The president said he intends to name a replacement for Haley in two to three weeks. Possible successors include Dina Powell, Trump’s former deputy national security adviser who left the administration at the beginning of the year.

Trump on Tuesday called Powell a “person I would consider” and Haley hosted Powell in her home state last weekend.

Some Trump allies urged the president to tap Richard Grenell, the U.S. ambassador to Germany who previously served as a spokesman for the ambassador to the U.N. during the George W. Bush administration. One of the ambassadors Grenell worked under was John Bolton, who is now Trump’s national security adviser. Grenell is well-liked among many White House staffers.

Trump himself suggested he is weighing the possibility of naming his eldest daughter, Ivanka TrumpIvanka TrumpMichael Cohen predicts Trump will turn on family after revelation of criminal probe Eric Trump buys .2M home near father's golf club in Florida Melinda Gates tapped divorce lawyers in 2019 after Epstein links to husband: report MORE, for the post.
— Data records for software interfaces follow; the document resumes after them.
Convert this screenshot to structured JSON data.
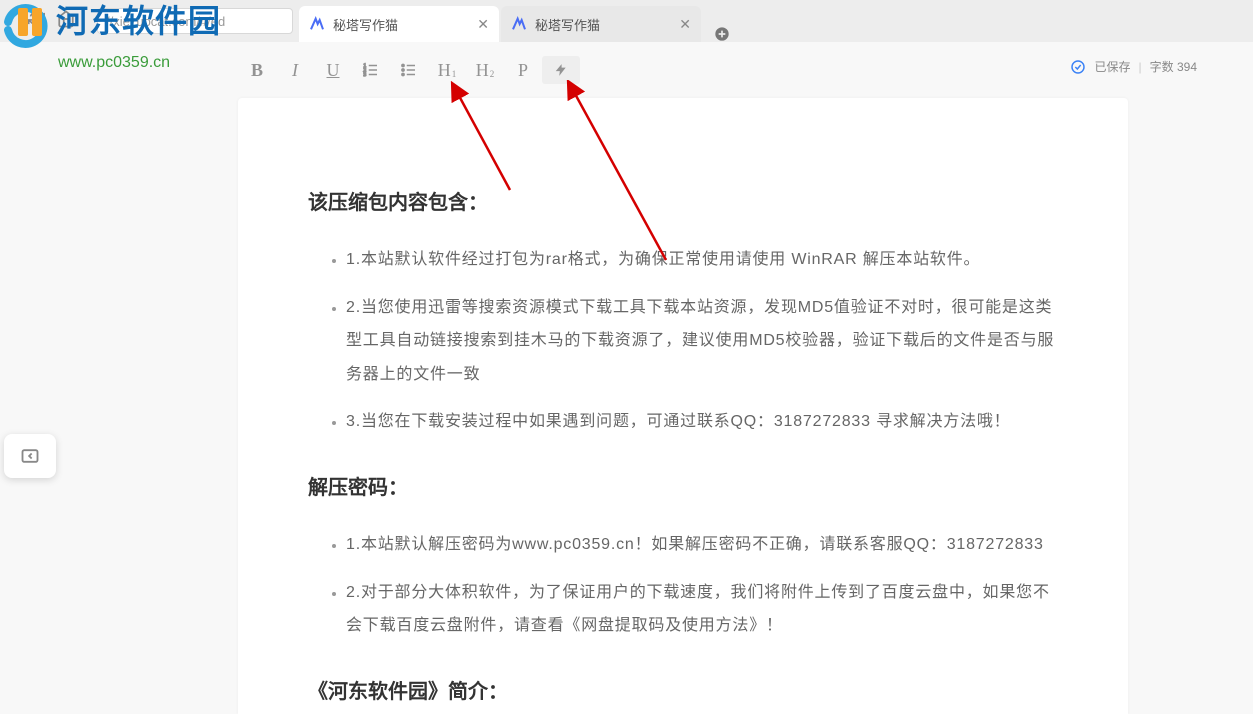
{
  "browser": {
    "url": "//xiezuocat.com/#/ed",
    "tabs": [
      {
        "title": "秘塔写作猫",
        "active": true
      },
      {
        "title": "秘塔写作猫",
        "active": false
      }
    ]
  },
  "watermark": {
    "brand": "河东软件园",
    "url": "www.pc0359.cn"
  },
  "toolbar": {
    "bold": "B",
    "italic": "I",
    "underline": "U",
    "ol_label": "ordered-list",
    "ul_label": "unordered-list",
    "h1": "H",
    "h1_sub": "1",
    "h2": "H",
    "h2_sub": "2",
    "p": "P",
    "lightning": "⚡"
  },
  "status": {
    "saved_label": "已保存",
    "wordcount_label": "字数",
    "wordcount_value": "394"
  },
  "doc": {
    "heading1": "该压缩包内容包含：",
    "list1": [
      "1.本站默认软件经过打包为rar格式，为确保正常使用请使用 WinRAR 解压本站软件。",
      "2.当您使用迅雷等搜索资源模式下载工具下载本站资源，发现MD5值验证不对时，很可能是这类型工具自动链接搜索到挂木马的下载资源了，建议使用MD5校验器，验证下载后的文件是否与服务器上的文件一致",
      "3.当您在下载安装过程中如果遇到问题，可通过联系QQ：3187272833 寻求解决方法哦！"
    ],
    "heading2": "解压密码：",
    "list2": [
      "1.本站默认解压密码为www.pc0359.cn！如果解压密码不正确，请联系客服QQ：3187272833",
      "2.对于部分大体积软件，为了保证用户的下载速度，我们将附件上传到了百度云盘中，如果您不会下载百度云盘附件，请查看《网盘提取码及使用方法》！"
    ],
    "heading3": "《河东软件园》简介："
  }
}
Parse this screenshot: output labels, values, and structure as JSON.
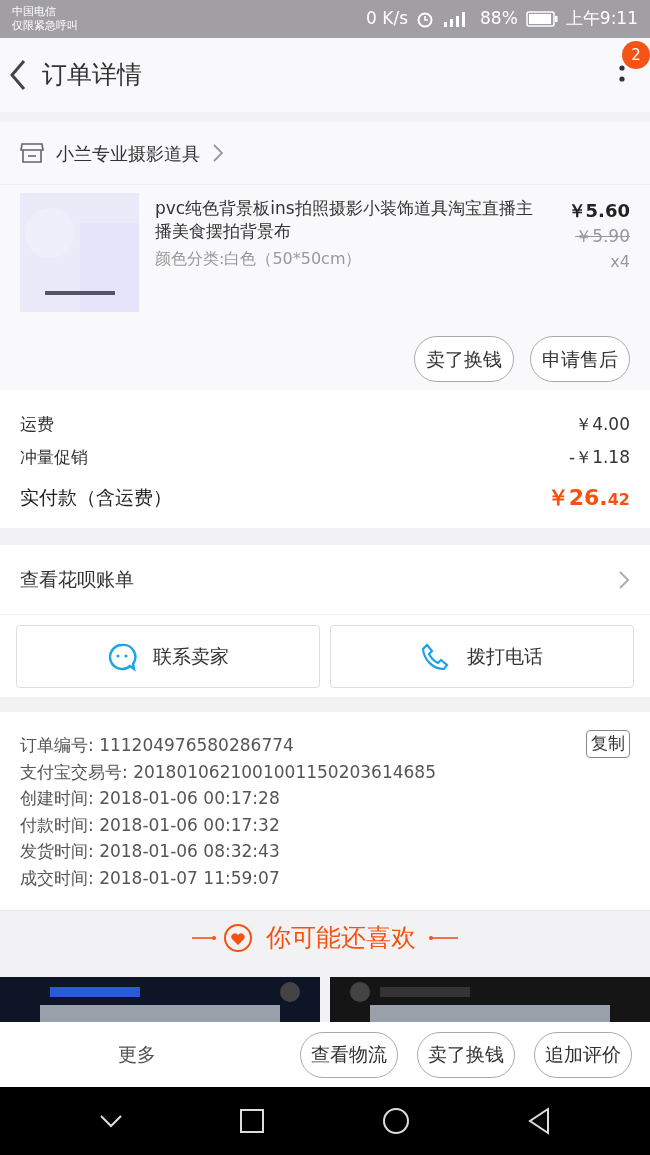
{
  "status_bar": {
    "carrier": "中国电信",
    "carrier_note": "仅限紧急呼叫",
    "speed": "0 K/s",
    "battery": "88%",
    "time": "上午9:11"
  },
  "header": {
    "title": "订单详情",
    "badge": "2"
  },
  "shop": {
    "name": "小兰专业摄影道具"
  },
  "item": {
    "title": "pvc纯色背景板ins拍照摄影小装饰道具淘宝直播主播美食摆拍背景布",
    "sku": "颜色分类:白色（50*50cm）",
    "price": "￥5.60",
    "original_price": "￥5.90",
    "quantity": "x4",
    "actions": [
      "卖了换钱",
      "申请售后"
    ]
  },
  "costs": [
    {
      "label": "运费",
      "value": "￥4.00",
      "kind": "plain"
    },
    {
      "label": "冲量促销",
      "value": "-￥1.18",
      "kind": "plain"
    },
    {
      "label": "实付款（含运费）",
      "value": "￥26.",
      "value_small": "42",
      "kind": "total"
    }
  ],
  "huabei": {
    "label": "查看花呗账单"
  },
  "contact_buttons": [
    {
      "label": "联系卖家",
      "kind": "chat"
    },
    {
      "label": "拨打电话",
      "kind": "phone"
    }
  ],
  "order_info": [
    {
      "label": "订单编号:",
      "value": "111204976580286774"
    },
    {
      "label": "支付宝交易号:",
      "value": "2018010621001001150203614685"
    },
    {
      "label": "创建时间:",
      "value": "2018-01-06 00:17:28"
    },
    {
      "label": "付款时间:",
      "value": "2018-01-06 00:17:32"
    },
    {
      "label": "发货时间:",
      "value": "2018-01-06 08:32:43"
    },
    {
      "label": "成交时间:",
      "value": "2018-01-07 11:59:07"
    }
  ],
  "copy_button": "复制",
  "recommend": {
    "title": "你可能还喜欢"
  },
  "bottom_bar": {
    "more": "更多",
    "buttons": [
      "查看物流",
      "卖了换钱",
      "追加评价"
    ]
  }
}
He told reporters on the South Lawn, “Ivanka would be dynamite.” But he then appeared to downplay the possibility he would choose her, saying he would be accused of nepotism if he did.

Ivanka Trump in a tweet shortly after her father's remarks said she would not succeed Haley.

Trump’s pick could face a difficult confirmation process, a prospect driven home by the bruising fight over the Kavanaugh nomination that played out in recent weeks. Haley herself was easily confirmed in the early days of the administration, picking up bipartisan support in a 96-4 vote.

Those on the global stage are also closely watching the developments. One former U.N. official pointed to concerns that Trump’s new ambassador could take an even more adversarial approach to the U.N. in the style of Bolton.

“She came in with basically a pragmatic view toward the position that she had. She had very strong views on certain issues – Iran, Israel, North Korea, Russia,” said Jeff Feltman, a former undersecretary-general for political affairs at the United Nations. “But I don’t think she came in with an ideological conviction that she couldn’t work with the U.N.”

Despite the cordial sendoff, Haley’s planned departure comes at an inopportune moment for the White House, overshadowing Kavanaugh’s nomination and sending a signal of tumult in the administration just weeks out from the midterms.

Republicans, however, don’t expect the development to have an impact in November.

“It’s easy to see with Kavanaugh how that quantifies in action at the polls in one direction or another,” said Doug Heye, a former Republican National Committee official. “This won’t do that. It’s hard to look at a voter or a race where this is the motivator.”